Data shown:
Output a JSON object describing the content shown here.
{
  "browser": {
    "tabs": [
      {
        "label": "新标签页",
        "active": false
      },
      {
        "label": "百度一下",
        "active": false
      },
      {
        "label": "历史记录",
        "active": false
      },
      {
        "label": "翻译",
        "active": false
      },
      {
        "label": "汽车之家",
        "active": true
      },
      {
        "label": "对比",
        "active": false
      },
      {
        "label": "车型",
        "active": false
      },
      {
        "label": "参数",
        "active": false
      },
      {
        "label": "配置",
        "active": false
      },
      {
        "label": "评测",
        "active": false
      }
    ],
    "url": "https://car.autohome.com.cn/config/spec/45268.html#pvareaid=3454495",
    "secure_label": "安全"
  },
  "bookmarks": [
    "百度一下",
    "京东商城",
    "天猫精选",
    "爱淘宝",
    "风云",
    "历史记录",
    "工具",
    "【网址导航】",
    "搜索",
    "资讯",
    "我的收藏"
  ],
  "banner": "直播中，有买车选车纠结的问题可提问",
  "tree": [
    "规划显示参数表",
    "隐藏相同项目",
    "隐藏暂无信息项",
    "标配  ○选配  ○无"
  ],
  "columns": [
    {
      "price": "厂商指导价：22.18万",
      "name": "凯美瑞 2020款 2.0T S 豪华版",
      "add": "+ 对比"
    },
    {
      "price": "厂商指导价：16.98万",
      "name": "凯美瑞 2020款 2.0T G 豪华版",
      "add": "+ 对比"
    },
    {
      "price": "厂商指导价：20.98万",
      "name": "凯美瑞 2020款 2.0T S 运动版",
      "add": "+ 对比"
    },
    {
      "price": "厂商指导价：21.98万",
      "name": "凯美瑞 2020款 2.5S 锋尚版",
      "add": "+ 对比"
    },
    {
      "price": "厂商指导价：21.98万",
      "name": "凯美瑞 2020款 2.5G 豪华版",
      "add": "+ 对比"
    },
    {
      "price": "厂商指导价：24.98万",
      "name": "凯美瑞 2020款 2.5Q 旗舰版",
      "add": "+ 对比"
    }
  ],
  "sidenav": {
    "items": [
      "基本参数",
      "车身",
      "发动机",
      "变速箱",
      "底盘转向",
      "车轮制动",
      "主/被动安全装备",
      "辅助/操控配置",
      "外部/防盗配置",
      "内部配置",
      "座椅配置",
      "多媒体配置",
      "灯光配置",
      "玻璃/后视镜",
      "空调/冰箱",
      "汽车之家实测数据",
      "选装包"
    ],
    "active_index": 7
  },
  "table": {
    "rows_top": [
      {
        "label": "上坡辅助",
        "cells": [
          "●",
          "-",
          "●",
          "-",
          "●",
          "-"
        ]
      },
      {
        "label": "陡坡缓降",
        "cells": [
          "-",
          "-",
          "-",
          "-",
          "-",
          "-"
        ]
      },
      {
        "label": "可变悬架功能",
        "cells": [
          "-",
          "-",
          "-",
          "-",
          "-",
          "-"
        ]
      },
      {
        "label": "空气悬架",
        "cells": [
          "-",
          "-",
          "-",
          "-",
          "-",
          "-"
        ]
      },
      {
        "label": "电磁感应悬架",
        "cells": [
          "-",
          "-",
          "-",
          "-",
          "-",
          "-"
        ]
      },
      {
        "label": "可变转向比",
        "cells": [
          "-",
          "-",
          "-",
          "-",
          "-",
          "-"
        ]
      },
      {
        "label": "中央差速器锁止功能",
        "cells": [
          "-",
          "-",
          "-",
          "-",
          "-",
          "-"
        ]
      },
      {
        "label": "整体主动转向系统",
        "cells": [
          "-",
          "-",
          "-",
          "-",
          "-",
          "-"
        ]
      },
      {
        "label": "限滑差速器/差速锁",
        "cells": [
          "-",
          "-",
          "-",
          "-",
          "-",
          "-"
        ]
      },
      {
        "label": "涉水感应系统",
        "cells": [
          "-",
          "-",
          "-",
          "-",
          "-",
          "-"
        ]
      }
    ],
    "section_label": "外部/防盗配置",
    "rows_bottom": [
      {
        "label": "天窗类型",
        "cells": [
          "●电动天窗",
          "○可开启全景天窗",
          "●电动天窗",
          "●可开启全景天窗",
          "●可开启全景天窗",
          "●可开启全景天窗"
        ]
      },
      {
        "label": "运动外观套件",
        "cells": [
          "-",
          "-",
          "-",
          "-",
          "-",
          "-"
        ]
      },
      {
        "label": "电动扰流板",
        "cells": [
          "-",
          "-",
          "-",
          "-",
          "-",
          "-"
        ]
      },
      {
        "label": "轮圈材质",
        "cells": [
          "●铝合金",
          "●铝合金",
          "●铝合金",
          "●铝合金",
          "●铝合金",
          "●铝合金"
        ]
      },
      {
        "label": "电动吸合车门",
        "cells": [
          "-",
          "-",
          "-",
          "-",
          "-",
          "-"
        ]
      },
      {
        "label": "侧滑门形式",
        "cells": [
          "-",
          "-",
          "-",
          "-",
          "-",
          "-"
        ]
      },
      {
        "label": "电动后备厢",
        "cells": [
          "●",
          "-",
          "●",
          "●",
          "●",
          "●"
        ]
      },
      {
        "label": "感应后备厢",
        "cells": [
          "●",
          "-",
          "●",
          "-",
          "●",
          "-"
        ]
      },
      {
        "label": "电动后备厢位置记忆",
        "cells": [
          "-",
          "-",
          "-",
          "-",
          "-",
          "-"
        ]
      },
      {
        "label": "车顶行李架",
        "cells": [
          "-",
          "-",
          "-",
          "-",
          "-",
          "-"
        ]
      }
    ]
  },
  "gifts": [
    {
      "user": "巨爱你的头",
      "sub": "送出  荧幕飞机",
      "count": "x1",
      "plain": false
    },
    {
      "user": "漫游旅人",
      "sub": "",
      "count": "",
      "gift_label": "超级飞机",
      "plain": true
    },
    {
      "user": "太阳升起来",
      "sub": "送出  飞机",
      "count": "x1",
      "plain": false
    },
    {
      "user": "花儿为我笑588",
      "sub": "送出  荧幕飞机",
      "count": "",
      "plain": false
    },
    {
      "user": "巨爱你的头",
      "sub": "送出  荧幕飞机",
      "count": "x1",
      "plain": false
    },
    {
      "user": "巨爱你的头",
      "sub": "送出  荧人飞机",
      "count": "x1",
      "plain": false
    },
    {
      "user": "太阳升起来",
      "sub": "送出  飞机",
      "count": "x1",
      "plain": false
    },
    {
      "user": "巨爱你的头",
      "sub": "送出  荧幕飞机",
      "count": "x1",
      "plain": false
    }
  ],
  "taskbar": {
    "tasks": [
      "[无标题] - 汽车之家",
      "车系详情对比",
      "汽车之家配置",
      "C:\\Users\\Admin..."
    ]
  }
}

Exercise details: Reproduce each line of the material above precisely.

Exercise answer:
Output a JSON object describing the content shown here.
{
  "browser": {
    "tabs": [
      {
        "label": "新标签页",
        "active": false
      },
      {
        "label": "百度一下",
        "active": false
      },
      {
        "label": "历史记录",
        "active": false
      },
      {
        "label": "翻译",
        "active": false
      },
      {
        "label": "汽车之家",
        "active": true
      },
      {
        "label": "对比",
        "active": false
      },
      {
        "label": "车型",
        "active": false
      },
      {
        "label": "参数",
        "active": false
      },
      {
        "label": "配置",
        "active": false
      },
      {
        "label": "评测",
        "active": false
      }
    ],
    "url": "https://car.autohome.com.cn/config/spec/45268.html#pvareaid=3454495",
    "secure_label": "安全"
  },
  "bookmarks": [
    "百度一下",
    "京东商城",
    "天猫精选",
    "爱淘宝",
    "风云",
    "历史记录",
    "工具",
    "【网址导航】",
    "搜索",
    "资讯",
    "我的收藏"
  ],
  "banner": "直播中，有买车选车纠结的问题可提问",
  "tree": [
    "规划显示参数表",
    "隐藏相同项目",
    "隐藏暂无信息项",
    "标配  ○选配  ○无"
  ],
  "columns": [
    {
      "price": "厂商指导价：22.18万",
      "name": "凯美瑞 2020款 2.0T S 豪华版",
      "add": "+ 对比"
    },
    {
      "price": "厂商指导价：16.98万",
      "name": "凯美瑞 2020款 2.0T G 豪华版",
      "add": "+ 对比"
    },
    {
      "price": "厂商指导价：20.98万",
      "name": "凯美瑞 2020款 2.0T S 运动版",
      "add": "+ 对比"
    },
    {
      "price": "厂商指导价：21.98万",
      "name": "凯美瑞 2020款 2.5S 锋尚版",
      "add": "+ 对比"
    },
    {
      "price": "厂商指导价：21.98万",
      "name": "凯美瑞 2020款 2.5G 豪华版",
      "add": "+ 对比"
    },
    {
      "price": "厂商指导价：24.98万",
      "name": "凯美瑞 2020款 2.5Q 旗舰版",
      "add": "+ 对比"
    }
  ],
  "sidenav": {
    "items": [
      "基本参数",
      "车身",
      "发动机",
      "变速箱",
      "底盘转向",
      "车轮制动",
      "主/被动安全装备",
      "辅助/操控配置",
      "外部/防盗配置",
      "内部配置",
      "座椅配置",
      "多媒体配置",
      "灯光配置",
      "玻璃/后视镜",
      "空调/冰箱",
      "汽车之家实测数据",
      "选装包"
    ],
    "active_index": 7
  },
  "table": {
    "rows_top": [
      {
        "label": "上坡辅助",
        "cells": [
          "●",
          "-",
          "●",
          "-",
          "●",
          "-"
        ]
      },
      {
        "label": "陡坡缓降",
        "cells": [
          "-",
          "-",
          "-",
          "-",
          "-",
          "-"
        ]
      },
      {
        "label": "可变悬架功能",
        "cells": [
          "-",
          "-",
          "-",
          "-",
          "-",
          "-"
        ]
      },
      {
        "label": "空气悬架",
        "cells": [
          "-",
          "-",
          "-",
          "-",
          "-",
          "-"
        ]
      },
      {
        "label": "电磁感应悬架",
        "cells": [
          "-",
          "-",
          "-",
          "-",
          "-",
          "-"
        ]
      },
      {
        "label": "可变转向比",
        "cells": [
          "-",
          "-",
          "-",
          "-",
          "-",
          "-"
        ]
      },
      {
        "label": "中央差速器锁止功能",
        "cells": [
          "-",
          "-",
          "-",
          "-",
          "-",
          "-"
        ]
      },
      {
        "label": "整体主动转向系统",
        "cells": [
          "-",
          "-",
          "-",
          "-",
          "-",
          "-"
        ]
      },
      {
        "label": "限滑差速器/差速锁",
        "cells": [
          "-",
          "-",
          "-",
          "-",
          "-",
          "-"
        ]
      },
      {
        "label": "涉水感应系统",
        "cells": [
          "-",
          "-",
          "-",
          "-",
          "-",
          "-"
        ]
      }
    ],
    "section_label": "外部/防盗配置",
    "rows_bottom": [
      {
        "label": "天窗类型",
        "cells": [
          "●电动天窗",
          "○可开启全景天窗",
          "●电动天窗",
          "●可开启全景天窗",
          "●可开启全景天窗",
          "●可开启全景天窗"
        ]
      },
      {
        "label": "运动外观套件",
        "cells": [
          "-",
          "-",
          "-",
          "-",
          "-",
          "-"
        ]
      },
      {
        "label": "电动扰流板",
        "cells": [
          "-",
          "-",
          "-",
          "-",
          "-",
          "-"
        ]
      },
      {
        "label": "轮圈材质",
        "cells": [
          "●铝合金",
          "●铝合金",
          "●铝合金",
          "●铝合金",
          "●铝合金",
          "●铝合金"
        ]
      },
      {
        "label": "电动吸合车门",
        "cells": [
          "-",
          "-",
          "-",
          "-",
          "-",
          "-"
        ]
      },
      {
        "label": "侧滑门形式",
        "cells": [
          "-",
          "-",
          "-",
          "-",
          "-",
          "-"
        ]
      },
      {
        "label": "电动后备厢",
        "cells": [
          "●",
          "-",
          "●",
          "●",
          "●",
          "●"
        ]
      },
      {
        "label": "感应后备厢",
        "cells": [
          "●",
          "-",
          "●",
          "-",
          "●",
          "-"
        ]
      },
      {
        "label": "电动后备厢位置记忆",
        "cells": [
          "-",
          "-",
          "-",
          "-",
          "-",
          "-"
        ]
      },
      {
        "label": "车顶行李架",
        "cells": [
          "-",
          "-",
          "-",
          "-",
          "-",
          "-"
        ]
      }
    ]
  },
  "gifts": [
    {
      "user": "巨爱你的头",
      "sub": "送出  荧幕飞机",
      "count": "x1",
      "plain": false
    },
    {
      "user": "漫游旅人",
      "sub": "",
      "count": "",
      "gift_label": "超级飞机",
      "plain": true
    },
    {
      "user": "太阳升起来",
      "sub": "送出  飞机",
      "count": "x1",
      "plain": false
    },
    {
      "user": "花儿为我笑588",
      "sub": "送出  荧幕飞机",
      "count": "",
      "plain": false
    },
    {
      "user": "巨爱你的头",
      "sub": "送出  荧幕飞机",
      "count": "x1",
      "plain": false
    },
    {
      "user": "巨爱你的头",
      "sub": "送出  荧人飞机",
      "count": "x1",
      "plain": false
    },
    {
      "user": "太阳升起来",
      "sub": "送出  飞机",
      "count": "x1",
      "plain": false
    },
    {
      "user": "巨爱你的头",
      "sub": "送出  荧幕飞机",
      "count": "x1",
      "plain": false
    }
  ],
  "taskbar": {
    "tasks": [
      "[无标题] - 汽车之家",
      "车系详情对比",
      "汽车之家配置",
      "C:\\Users\\Admin..."
    ]
  }
}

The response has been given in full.